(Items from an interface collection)
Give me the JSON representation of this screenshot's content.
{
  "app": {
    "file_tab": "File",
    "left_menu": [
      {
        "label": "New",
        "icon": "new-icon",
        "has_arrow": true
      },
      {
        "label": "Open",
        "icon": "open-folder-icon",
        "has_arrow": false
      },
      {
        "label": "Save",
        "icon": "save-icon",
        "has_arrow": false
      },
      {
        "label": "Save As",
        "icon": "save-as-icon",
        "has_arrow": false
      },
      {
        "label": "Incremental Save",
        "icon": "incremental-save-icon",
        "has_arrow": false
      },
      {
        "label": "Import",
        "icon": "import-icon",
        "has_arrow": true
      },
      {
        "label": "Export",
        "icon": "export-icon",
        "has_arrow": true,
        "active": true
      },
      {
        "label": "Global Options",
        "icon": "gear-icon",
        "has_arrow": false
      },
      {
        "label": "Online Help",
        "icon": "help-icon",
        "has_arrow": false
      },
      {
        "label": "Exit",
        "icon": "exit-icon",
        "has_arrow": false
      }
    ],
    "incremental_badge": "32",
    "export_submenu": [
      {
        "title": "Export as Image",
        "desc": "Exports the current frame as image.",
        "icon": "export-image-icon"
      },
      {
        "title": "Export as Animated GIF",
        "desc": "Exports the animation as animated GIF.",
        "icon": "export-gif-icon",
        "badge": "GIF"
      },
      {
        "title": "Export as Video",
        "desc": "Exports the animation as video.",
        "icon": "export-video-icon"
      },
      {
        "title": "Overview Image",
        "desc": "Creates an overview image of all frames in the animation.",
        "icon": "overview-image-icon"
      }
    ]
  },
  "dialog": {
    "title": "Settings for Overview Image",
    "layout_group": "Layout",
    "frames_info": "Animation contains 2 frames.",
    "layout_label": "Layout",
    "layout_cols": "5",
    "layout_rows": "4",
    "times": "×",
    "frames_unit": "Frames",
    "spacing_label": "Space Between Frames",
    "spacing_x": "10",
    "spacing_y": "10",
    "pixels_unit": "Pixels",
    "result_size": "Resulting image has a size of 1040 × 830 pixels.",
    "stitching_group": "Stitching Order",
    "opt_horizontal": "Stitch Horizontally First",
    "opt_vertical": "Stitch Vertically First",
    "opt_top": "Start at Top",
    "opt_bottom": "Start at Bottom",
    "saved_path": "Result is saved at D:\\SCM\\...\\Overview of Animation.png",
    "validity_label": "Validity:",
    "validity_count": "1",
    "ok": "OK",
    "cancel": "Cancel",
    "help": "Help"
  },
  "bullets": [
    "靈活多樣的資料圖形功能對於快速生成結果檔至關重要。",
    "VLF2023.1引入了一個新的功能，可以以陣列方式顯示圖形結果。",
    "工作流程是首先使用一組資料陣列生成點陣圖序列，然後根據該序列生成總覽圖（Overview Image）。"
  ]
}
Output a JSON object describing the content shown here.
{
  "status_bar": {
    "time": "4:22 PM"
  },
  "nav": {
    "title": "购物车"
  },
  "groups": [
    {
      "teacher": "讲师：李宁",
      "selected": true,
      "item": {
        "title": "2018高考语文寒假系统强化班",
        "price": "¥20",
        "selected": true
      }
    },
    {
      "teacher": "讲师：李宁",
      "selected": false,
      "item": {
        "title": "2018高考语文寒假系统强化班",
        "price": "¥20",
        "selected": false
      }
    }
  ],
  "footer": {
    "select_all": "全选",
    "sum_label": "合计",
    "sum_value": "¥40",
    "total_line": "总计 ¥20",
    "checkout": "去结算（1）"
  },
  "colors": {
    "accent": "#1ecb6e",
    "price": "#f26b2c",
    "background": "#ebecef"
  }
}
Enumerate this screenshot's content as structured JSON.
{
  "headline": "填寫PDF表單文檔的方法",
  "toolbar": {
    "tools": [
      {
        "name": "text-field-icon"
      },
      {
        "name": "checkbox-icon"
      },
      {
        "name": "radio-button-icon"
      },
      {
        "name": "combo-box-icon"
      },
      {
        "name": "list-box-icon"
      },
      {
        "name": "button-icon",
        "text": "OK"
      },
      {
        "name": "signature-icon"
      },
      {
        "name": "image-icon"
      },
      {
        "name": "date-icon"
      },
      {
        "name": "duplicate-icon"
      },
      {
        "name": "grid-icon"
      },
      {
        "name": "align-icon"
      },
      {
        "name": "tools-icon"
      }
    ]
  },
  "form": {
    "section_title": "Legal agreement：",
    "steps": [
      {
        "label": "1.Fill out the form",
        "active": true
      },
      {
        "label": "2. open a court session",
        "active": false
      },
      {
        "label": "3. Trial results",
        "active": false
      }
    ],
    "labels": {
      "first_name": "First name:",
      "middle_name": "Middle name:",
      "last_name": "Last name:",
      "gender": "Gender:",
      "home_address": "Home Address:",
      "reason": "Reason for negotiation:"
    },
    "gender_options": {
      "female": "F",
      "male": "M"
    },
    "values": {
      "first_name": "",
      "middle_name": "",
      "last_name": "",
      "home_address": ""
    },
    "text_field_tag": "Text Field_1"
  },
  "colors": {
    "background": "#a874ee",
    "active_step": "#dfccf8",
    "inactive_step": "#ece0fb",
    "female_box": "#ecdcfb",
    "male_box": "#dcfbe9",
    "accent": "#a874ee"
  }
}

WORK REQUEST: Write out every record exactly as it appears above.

EXERCISE ANSWER:
Give me the JSON representation of this screenshot's content.
{
  "app": {
    "file_tab": "File",
    "left_menu": [
      {
        "label": "New",
        "icon": "new-icon",
        "has_arrow": true
      },
      {
        "label": "Open",
        "icon": "open-folder-icon",
        "has_arrow": false
      },
      {
        "label": "Save",
        "icon": "save-icon",
        "has_arrow": false
      },
      {
        "label": "Save As",
        "icon": "save-as-icon",
        "has_arrow": false
      },
      {
        "label": "Incremental Save",
        "icon": "incremental-save-icon",
        "has_arrow": false
      },
      {
        "label": "Import",
        "icon": "import-icon",
        "has_arrow": true
      },
      {
        "label": "Export",
        "icon": "export-icon",
        "has_arrow": true,
        "active": true
      },
      {
        "label": "Global Options",
        "icon": "gear-icon",
        "has_arrow": false
      },
      {
        "label": "Online Help",
        "icon": "help-icon",
        "has_arrow": false
      },
      {
        "label": "Exit",
        "icon": "exit-icon",
        "has_arrow": false
      }
    ],
    "incremental_badge": "32",
    "export_submenu": [
      {
        "title": "Export as Image",
        "desc": "Exports the current frame as image.",
        "icon": "export-image-icon"
      },
      {
        "title": "Export as Animated GIF",
        "desc": "Exports the animation as animated GIF.",
        "icon": "export-gif-icon",
        "badge": "GIF"
      },
      {
        "title": "Export as Video",
        "desc": "Exports the animation as video.",
        "icon": "export-video-icon"
      },
      {
        "title": "Overview Image",
        "desc": "Creates an overview image of all frames in the animation.",
        "icon": "overview-image-icon"
      }
    ]
  },
  "dialog": {
    "title": "Settings for Overview Image",
    "layout_group": "Layout",
    "frames_info": "Animation contains 2 frames.",
    "layout_label": "Layout",
    "layout_cols": "5",
    "layout_rows": "4",
    "times": "×",
    "frames_unit": "Frames",
    "spacing_label": "Space Between Frames",
    "spacing_x": "10",
    "spacing_y": "10",
    "pixels_unit": "Pixels",
    "result_size": "Resulting image has a size of 1040 × 830 pixels.",
    "stitching_group": "Stitching Order",
    "opt_horizontal": "Stitch Horizontally First",
    "opt_vertical": "Stitch Vertically First",
    "opt_top": "Start at Top",
    "opt_bottom": "Start at Bottom",
    "saved_path": "Result is saved at D:\\SCM\\...\\Overview of Animation.png",
    "validity_label": "Validity:",
    "validity_count": "1",
    "ok": "OK",
    "cancel": "Cancel",
    "help": "Help"
  },
  "bullets": [
    "靈活多樣的資料圖形功能對於快速生成結果檔至關重要。",
    "VLF2023.1引入了一個新的功能，可以以陣列方式顯示圖形結果。",
    "工作流程是首先使用一組資料陣列生成點陣圖序列，然後根據該序列生成總覽圖（Overview Image）。"
  ]
}
Output a JSON object describing the content shown here.
{
  "status_bar": {
    "time": "4:22 PM"
  },
  "nav": {
    "title": "购物车"
  },
  "groups": [
    {
      "teacher": "讲师：李宁",
      "selected": true,
      "item": {
        "title": "2018高考语文寒假系统强化班",
        "price": "¥20",
        "selected": true
      }
    },
    {
      "teacher": "讲师：李宁",
      "selected": false,
      "item": {
        "title": "2018高考语文寒假系统强化班",
        "price": "¥20",
        "selected": false
      }
    }
  ],
  "footer": {
    "select_all": "全选",
    "sum_label": "合计",
    "sum_value": "¥40",
    "total_line": "总计 ¥20",
    "checkout": "去结算（1）"
  },
  "colors": {
    "accent": "#1ecb6e",
    "price": "#f26b2c",
    "background": "#ebecef"
  }
}
Enumerate this screenshot's content as structured JSON.
{
  "headline": "填寫PDF表單文檔的方法",
  "toolbar": {
    "tools": [
      {
        "name": "text-field-icon"
      },
      {
        "name": "checkbox-icon"
      },
      {
        "name": "radio-button-icon"
      },
      {
        "name": "combo-box-icon"
      },
      {
        "name": "list-box-icon"
      },
      {
        "name": "button-icon",
        "text": "OK"
      },
      {
        "name": "signature-icon"
      },
      {
        "name": "image-icon"
      },
      {
        "name": "date-icon"
      },
      {
        "name": "duplicate-icon"
      },
      {
        "name": "grid-icon"
      },
      {
        "name": "align-icon"
      },
      {
        "name": "tools-icon"
      }
    ]
  },
  "form": {
    "section_title": "Legal agreement：",
    "steps": [
      {
        "label": "1.Fill out the form",
        "active": true
      },
      {
        "label": "2. open a court session",
        "active": false
      },
      {
        "label": "3. Trial results",
        "active": false
      }
    ],
    "labels": {
      "first_name": "First name:",
      "middle_name": "Middle name:",
      "last_name": "Last name:",
      "gender": "Gender:",
      "home_address": "Home Address:",
      "reason": "Reason for negotiation:"
    },
    "gender_options": {
      "female": "F",
      "male": "M"
    },
    "values": {
      "first_name": "",
      "middle_name": "",
      "last_name": "",
      "home_address": ""
    },
    "text_field_tag": "Text Field_1"
  },
  "colors": {
    "background": "#a874ee",
    "active_step": "#dfccf8",
    "inactive_step": "#ece0fb",
    "female_box": "#ecdcfb",
    "male_box": "#dcfbe9",
    "accent": "#a874ee"
  }
}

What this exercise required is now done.